In Morrisville, Chicago transplants Jim and Judy Tackett have taken a different approach to setting their pizzeria apart from the crowd. Rosati's (3605 Davis Drive; 380-7000; www.rosatispizza.com) is the first Triangle location of a chain specializing in Chicago-style pizza.

Make that "Chicago styles," plural. In addition to the exceptionally thin, crackery-crusted pies that Chicagoans favor, the restaurant also serves the city's nationally famous deep dish pies, as well as a Rosati's specialty "double dough" pizza that resembles New York style. Stuffed pizzas aren't listed on the menu, but are available as a special order.

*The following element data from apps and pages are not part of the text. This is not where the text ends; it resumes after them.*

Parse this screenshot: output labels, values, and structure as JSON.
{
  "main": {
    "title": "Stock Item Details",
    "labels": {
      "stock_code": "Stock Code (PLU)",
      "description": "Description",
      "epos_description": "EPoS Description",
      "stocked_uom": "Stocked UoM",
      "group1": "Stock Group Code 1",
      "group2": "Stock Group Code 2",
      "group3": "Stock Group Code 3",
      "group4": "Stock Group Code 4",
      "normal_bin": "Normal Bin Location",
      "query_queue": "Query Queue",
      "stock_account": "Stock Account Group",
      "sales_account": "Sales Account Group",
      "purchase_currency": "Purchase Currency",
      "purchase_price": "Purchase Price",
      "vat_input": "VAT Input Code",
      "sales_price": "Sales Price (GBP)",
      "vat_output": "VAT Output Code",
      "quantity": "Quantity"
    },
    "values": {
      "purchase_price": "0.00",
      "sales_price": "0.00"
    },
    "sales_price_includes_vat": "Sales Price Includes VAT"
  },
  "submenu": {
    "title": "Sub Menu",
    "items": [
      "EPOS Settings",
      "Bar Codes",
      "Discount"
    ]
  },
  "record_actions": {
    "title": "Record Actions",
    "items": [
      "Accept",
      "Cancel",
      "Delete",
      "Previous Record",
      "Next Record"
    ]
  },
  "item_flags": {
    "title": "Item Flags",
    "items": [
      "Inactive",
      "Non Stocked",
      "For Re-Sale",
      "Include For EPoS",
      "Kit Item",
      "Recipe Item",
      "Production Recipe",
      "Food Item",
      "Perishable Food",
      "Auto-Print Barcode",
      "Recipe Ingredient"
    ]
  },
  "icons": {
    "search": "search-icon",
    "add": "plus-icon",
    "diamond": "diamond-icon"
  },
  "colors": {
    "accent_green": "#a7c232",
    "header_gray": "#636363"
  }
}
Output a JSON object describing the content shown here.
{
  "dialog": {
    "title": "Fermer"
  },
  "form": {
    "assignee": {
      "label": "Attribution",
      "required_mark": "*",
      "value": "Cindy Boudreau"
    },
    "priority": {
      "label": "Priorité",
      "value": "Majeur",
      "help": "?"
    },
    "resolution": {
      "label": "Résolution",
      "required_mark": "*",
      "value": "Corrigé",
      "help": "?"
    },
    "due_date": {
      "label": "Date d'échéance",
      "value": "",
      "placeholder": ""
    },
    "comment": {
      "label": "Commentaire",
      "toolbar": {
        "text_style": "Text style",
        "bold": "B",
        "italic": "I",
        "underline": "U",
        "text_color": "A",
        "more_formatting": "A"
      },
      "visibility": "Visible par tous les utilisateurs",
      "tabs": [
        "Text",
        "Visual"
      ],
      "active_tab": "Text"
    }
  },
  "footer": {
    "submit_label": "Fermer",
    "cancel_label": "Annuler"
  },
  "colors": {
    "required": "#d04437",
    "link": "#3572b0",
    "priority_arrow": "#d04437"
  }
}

Unlike the Rosati's takeout shops that have been familiar to Chicagoans for five decades, the Morrisville location is a full service restaurant, complete with table linens and a bar that serves beer and wine. The menu also expands on the original offering with an entree selection of ribs, chicken, shrimp and pasta dishes.

The restaurant does preserve a key Rosati's tradition, though: Dough is made fresh daily, sauce is homemade, cheese and sausage are trucked in from Chicago, and produce is bought locally.

ggcox@bellsouth.net

News & Observer is pleased to provide this opportunity to share information, experiences and observations about what's in the news. Some of the comments may be reprinted elsewhere in the site or in the newspaper. We encourage lively, open debate on the issues of the day, and ask that you refrain from profanity, hate speech, personal comments and remarks that are off point. Thank you for taking the time to offer your thoughts.

Commenting FAQs | Terms of Service